Page and application data records
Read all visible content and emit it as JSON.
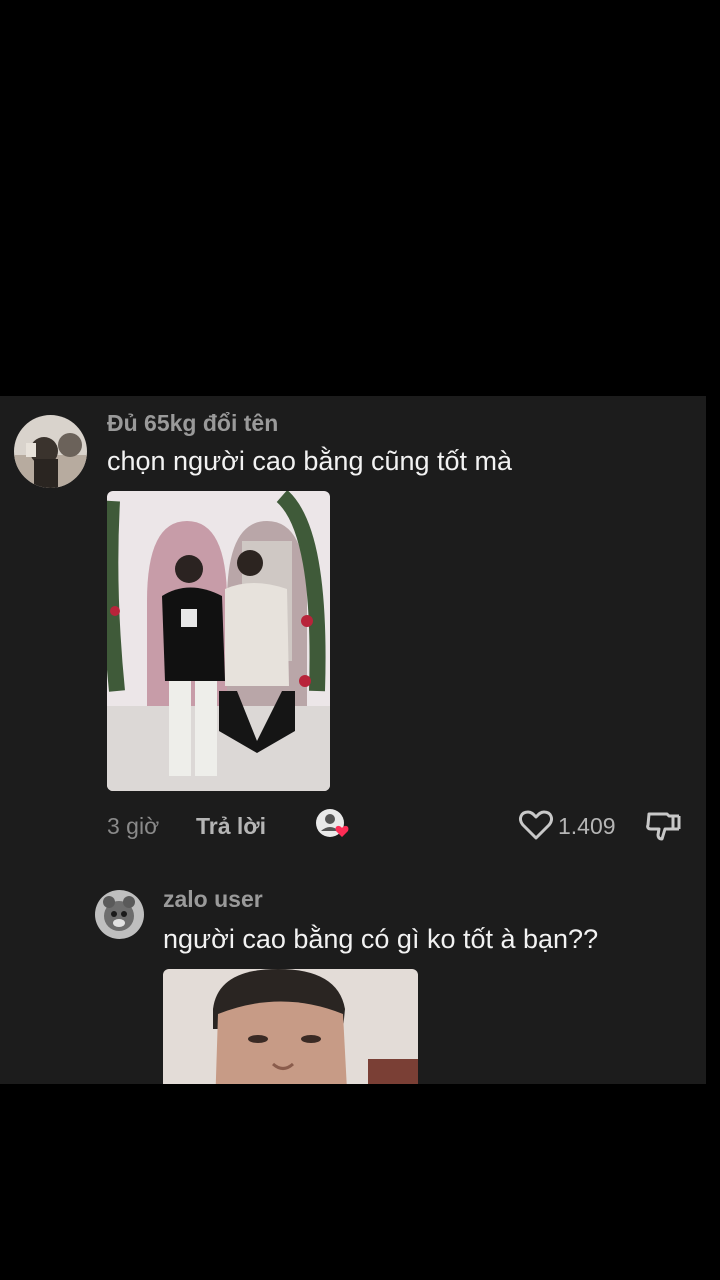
{
  "comments": [
    {
      "username": "Đủ 65kg đổi tên",
      "text": "chọn người cao bằng cũng tốt mà",
      "time": "3 giờ",
      "reply_label": "Trả lời",
      "likes": "1.409"
    },
    {
      "username": "zalo user",
      "text": "người cao bằng có gì ko tốt à bạn??"
    }
  ],
  "icons": {
    "like": "heart-outline-icon",
    "dislike": "thumbs-down-icon",
    "creator_liked": "creator-liked-badge-icon"
  }
}
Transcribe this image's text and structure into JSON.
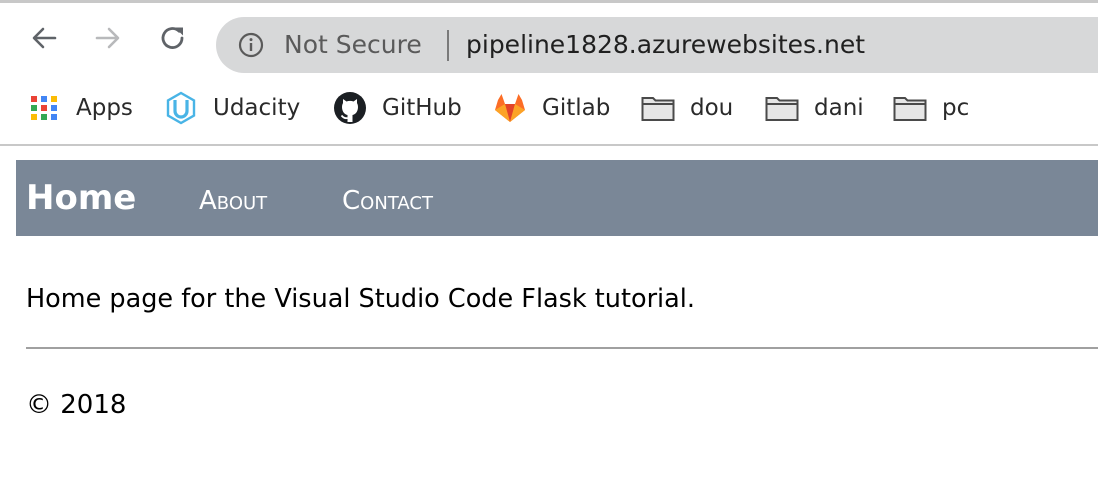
{
  "browser": {
    "security_label": "Not Secure",
    "url": "pipeline1828.azurewebsites.net",
    "nav_icons": {
      "back": "arrow-left-icon",
      "forward": "arrow-right-icon",
      "reload": "reload-icon",
      "security": "info-icon"
    },
    "bookmarks": [
      {
        "label": "Apps",
        "icon": "apps-grid-icon"
      },
      {
        "label": "Udacity",
        "icon": "udacity-logo-icon"
      },
      {
        "label": "GitHub",
        "icon": "github-logo-icon"
      },
      {
        "label": "Gitlab",
        "icon": "gitlab-logo-icon"
      },
      {
        "label": "dou",
        "icon": "folder-icon"
      },
      {
        "label": "dani",
        "icon": "folder-icon"
      },
      {
        "label": "pc",
        "icon": "folder-icon"
      }
    ]
  },
  "page": {
    "navbar": {
      "home_label": "Home",
      "links": [
        {
          "label": "About"
        },
        {
          "label": "Contact"
        }
      ],
      "background": "#7a8797"
    },
    "body_text": "Home page for the Visual Studio Code Flask tutorial.",
    "footer_text": "© 2018"
  }
}
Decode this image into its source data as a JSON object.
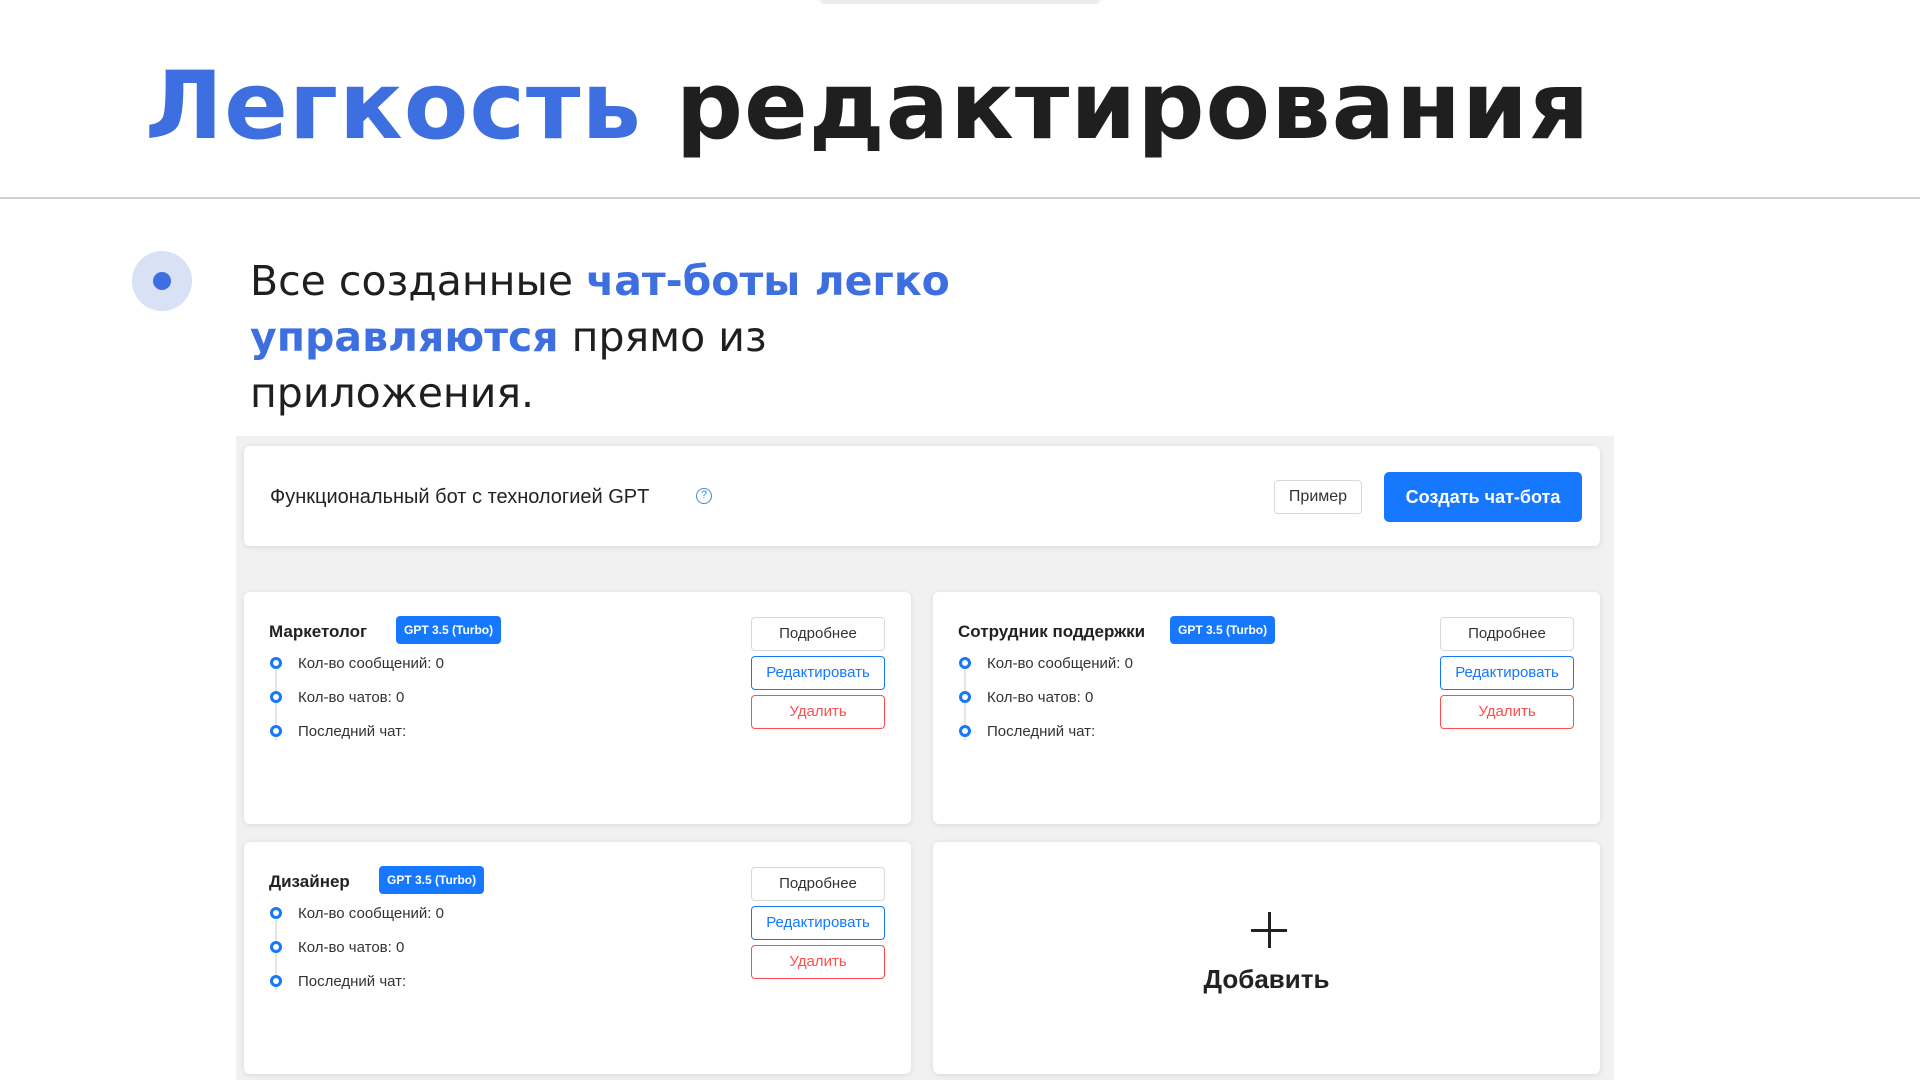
{
  "slide": {
    "title_accent": "Легкость",
    "title_rest": "редактирования",
    "lead_1": "Все созданные ",
    "lead_hl": "чат-боты легко управляются",
    "lead_2": " прямо из приложения."
  },
  "app": {
    "header": {
      "title": "Функциональный бот с технологией GPT",
      "help_icon": "?",
      "example_button": "Пример",
      "create_button": "Создать чат-бота"
    },
    "cards": [
      {
        "name": "Маркетолог",
        "model": "GPT 3.5 (Turbo)",
        "messages": "Кол-во сообщений: 0",
        "chats": "Кол-во чатов: 0",
        "last_chat": "Последний чат:",
        "more": "Подробнее",
        "edit": "Редактировать",
        "delete": "Удалить"
      },
      {
        "name": "Сотрудник поддержки",
        "model": "GPT 3.5 (Turbo)",
        "messages": "Кол-во сообщений: 0",
        "chats": "Кол-во чатов: 0",
        "last_chat": "Последний чат:",
        "more": "Подробнее",
        "edit": "Редактировать",
        "delete": "Удалить"
      },
      {
        "name": "Дизайнер",
        "model": "GPT 3.5 (Turbo)",
        "messages": "Кол-во сообщений: 0",
        "chats": "Кол-во чатов: 0",
        "last_chat": "Последний чат:",
        "more": "Подробнее",
        "edit": "Редактировать",
        "delete": "Удалить"
      }
    ],
    "add_card": {
      "label": "Добавить"
    }
  }
}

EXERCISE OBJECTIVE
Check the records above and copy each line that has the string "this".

TASK RESULT
Transcribe this image's text and structure into JSON.
Decode this image into its source data as a JSON object.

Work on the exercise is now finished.